▶ **YOUR OBJECTIVE**: Copy every entry exactly as given, minus the images.

▶ **DATA FOR PROCESSING**:
☆ ☆ ☆

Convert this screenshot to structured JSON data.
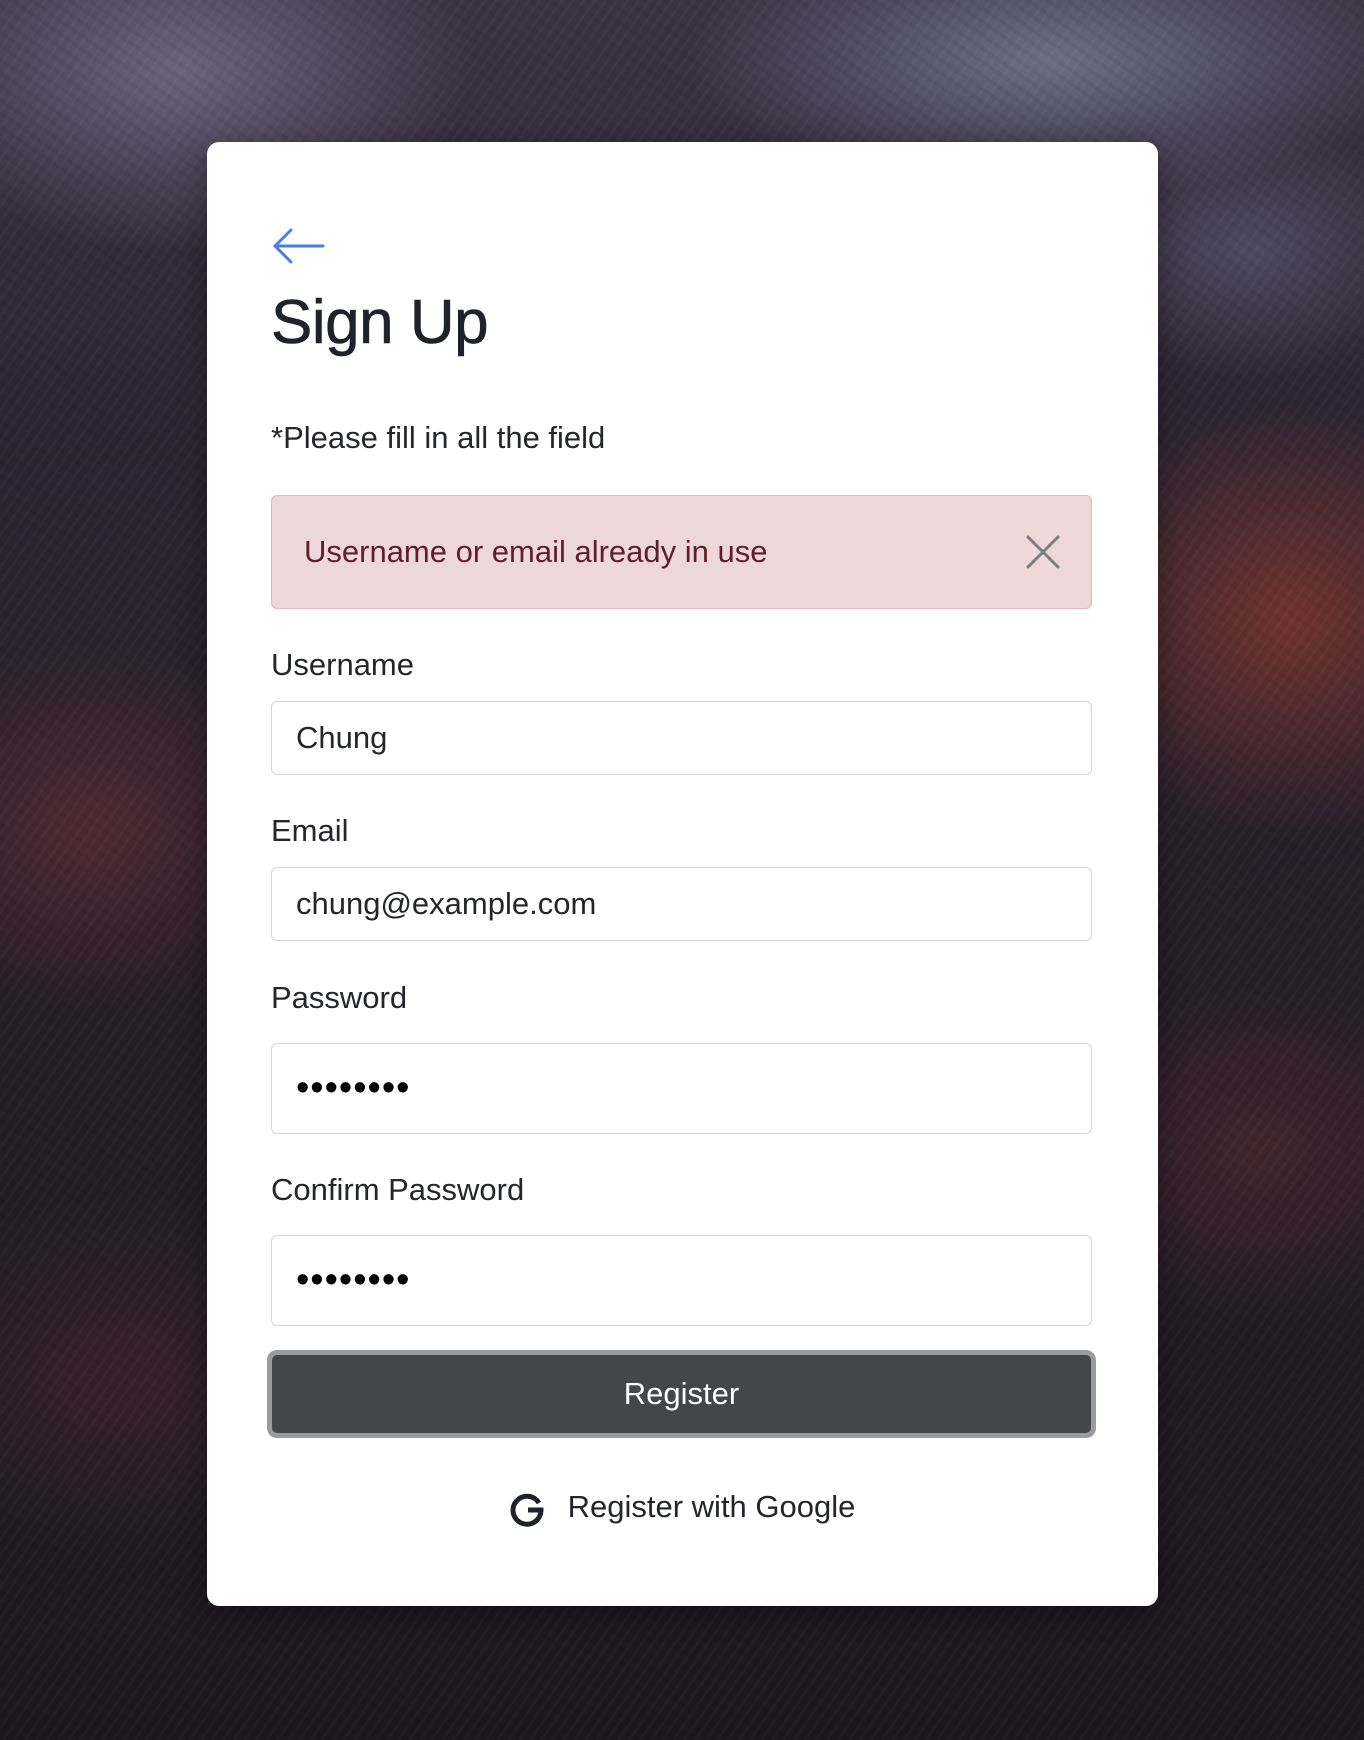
{
  "page": {
    "title": "Sign Up",
    "note": "*Please fill in all the field"
  },
  "alert": {
    "message": "Username or email already in use"
  },
  "form": {
    "username": {
      "label": "Username",
      "value": "Chung"
    },
    "email": {
      "label": "Email",
      "value": "chung@example.com"
    },
    "password": {
      "label": "Password",
      "value": "••••••••"
    },
    "confirm_password": {
      "label": "Confirm Password",
      "value": "••••••••"
    }
  },
  "actions": {
    "register_label": "Register",
    "google_label": "Register with Google"
  },
  "icons": {
    "back": "arrow-left-icon",
    "close": "close-icon",
    "google": "google-g-icon"
  },
  "colors": {
    "accent_link": "#4a7de3",
    "alert_bg": "#edd7d9",
    "alert_text": "#5f1f28",
    "primary_button": "#45464a"
  }
}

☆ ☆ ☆

▶ **REPLY TO THE TASK**:
Convert this screenshot to structured JSON data.
{
  "page": {
    "title": "Sign Up",
    "note": "*Please fill in all the field"
  },
  "alert": {
    "message": "Username or email already in use"
  },
  "form": {
    "username": {
      "label": "Username",
      "value": "Chung"
    },
    "email": {
      "label": "Email",
      "value": "chung@example.com"
    },
    "password": {
      "label": "Password",
      "value": "••••••••"
    },
    "confirm_password": {
      "label": "Confirm Password",
      "value": "••••••••"
    }
  },
  "actions": {
    "register_label": "Register",
    "google_label": "Register with Google"
  },
  "icons": {
    "back": "arrow-left-icon",
    "close": "close-icon",
    "google": "google-g-icon"
  },
  "colors": {
    "accent_link": "#4a7de3",
    "alert_bg": "#edd7d9",
    "alert_text": "#5f1f28",
    "primary_button": "#45464a"
  }
}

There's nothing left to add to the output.